The components of breast milk are also important to take into account. Milk, both dairy and non-dairy, is produced, packaged, and made available following a series of regulations that guarantee it is innocuous.
Some women who lactate may transmit blood-borne diseases through their milk, such as HIV (Human Immunodeficiency Virus), HLTV- 1 (Human lymphotropic virus 1), and CMV (Cytomegalovirus) have been known to be transmitted through breast milk to infants.
Women who donate breastmilk should often test for any transmissible diseases, no matter how low they presume the risk of carrying any pathogen to be.
Additionally, dairy milk can be certified based on the diets of the cows that are milked (pasture milk, stabled, etc) and non-dairy can be certified to come from sustainable produce. In the case of breastmilk, it may be a little more difficult to assure its provenance and quality.
What is breast milk made of?
Breast milk is mostly made up of water (87%) and contains protein (1%), fat (4%), and carbohydrates (7%). Within these carbohydrates, 1-2.4% are oligosaccharides (small chain sugars).
Also, breast milk contains vitamins and minerals in concentrations most adequate for newborns, but most importantly, it contains antibodies, which are special proteins that help protect against infectious diseases, and immune cells that stimulate the development of a newborn.
Additionally, the exact contents of breast milk may vary from batch to batch, as the lactating mothers who supply it may have different physiological states and different nutrition.

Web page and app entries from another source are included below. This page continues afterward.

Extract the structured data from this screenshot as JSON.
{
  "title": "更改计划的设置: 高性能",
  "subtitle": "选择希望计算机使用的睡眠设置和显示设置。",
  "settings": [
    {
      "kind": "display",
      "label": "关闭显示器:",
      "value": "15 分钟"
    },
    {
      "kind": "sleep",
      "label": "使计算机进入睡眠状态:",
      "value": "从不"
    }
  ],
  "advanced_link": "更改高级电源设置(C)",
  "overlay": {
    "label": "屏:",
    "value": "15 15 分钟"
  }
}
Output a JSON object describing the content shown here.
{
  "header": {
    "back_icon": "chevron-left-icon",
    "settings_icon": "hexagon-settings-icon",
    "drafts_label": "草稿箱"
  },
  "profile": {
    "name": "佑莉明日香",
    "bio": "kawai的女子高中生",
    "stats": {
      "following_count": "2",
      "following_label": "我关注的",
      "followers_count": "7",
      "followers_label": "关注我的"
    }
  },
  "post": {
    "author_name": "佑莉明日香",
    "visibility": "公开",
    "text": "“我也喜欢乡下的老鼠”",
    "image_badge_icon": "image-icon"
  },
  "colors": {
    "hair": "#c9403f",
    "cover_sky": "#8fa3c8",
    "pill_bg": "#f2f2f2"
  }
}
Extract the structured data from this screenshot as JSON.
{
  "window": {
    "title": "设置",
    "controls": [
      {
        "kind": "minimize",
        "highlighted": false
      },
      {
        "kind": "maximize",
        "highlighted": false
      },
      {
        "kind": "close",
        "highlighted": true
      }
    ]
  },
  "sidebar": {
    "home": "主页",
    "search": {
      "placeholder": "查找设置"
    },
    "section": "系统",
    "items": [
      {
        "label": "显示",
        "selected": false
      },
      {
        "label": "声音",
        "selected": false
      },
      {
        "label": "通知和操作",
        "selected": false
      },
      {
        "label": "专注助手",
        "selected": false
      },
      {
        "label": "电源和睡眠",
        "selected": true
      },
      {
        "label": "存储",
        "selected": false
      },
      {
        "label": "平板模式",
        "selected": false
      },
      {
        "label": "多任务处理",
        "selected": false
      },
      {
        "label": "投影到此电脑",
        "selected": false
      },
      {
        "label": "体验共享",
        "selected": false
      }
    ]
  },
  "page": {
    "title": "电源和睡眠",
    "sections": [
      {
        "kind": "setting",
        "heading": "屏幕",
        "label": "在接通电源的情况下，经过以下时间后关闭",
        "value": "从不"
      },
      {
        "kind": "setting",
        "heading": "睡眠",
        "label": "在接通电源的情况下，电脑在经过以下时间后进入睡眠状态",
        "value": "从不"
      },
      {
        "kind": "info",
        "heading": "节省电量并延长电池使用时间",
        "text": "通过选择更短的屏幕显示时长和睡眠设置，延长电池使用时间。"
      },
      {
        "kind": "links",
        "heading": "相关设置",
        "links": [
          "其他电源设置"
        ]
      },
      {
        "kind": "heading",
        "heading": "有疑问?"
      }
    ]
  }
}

Substances such as alcohol, alkaloids, and even contaminants like pesticides can be found in breast milk, which means that ultimately, the composition of milk may be different, even if it comes from the same source.
What suitable replacements are there for adults, instead of breast milk?
Adults, depending on dietary preferences and whether or not they’re lactose intolerant, may consume a wide variety of dairy or non-dairy products to satisfy their nutritional needs.
Vegans may consume non-dairy milk such as those harvested from almonds and coconuts, as it is rich in whole carbohydrates and fiber.
On the other hand, adults who are looking to increase their daily protein intake are better off consuming dairy milk, as breast milk does not have a higher protein content than cow milk.
Also, adults who are lactose intolerant may consume lactose-free milk, while those looking to limit their daily intake of fat may consume 2% milk or skim.
Breast milk is better suited to nourishing newborns, as it has higher levels of cholesterol (which play an important part in developing brain matter) and its particular set of microorganisms makes it ideal for colonizing a newborn infant’s digestive system.
Summarizing, there are other options better fit for nourishing adults, and if in doubt, it’s best to consult a nutritionist.
This brief guide addressed the query “Can adults drink breast milk?” We’ve also discussed why it’s not ideal for adults to consume breast milk, what breastmilk is made of, and what suitable replacements there are for adults instead of breastmilk.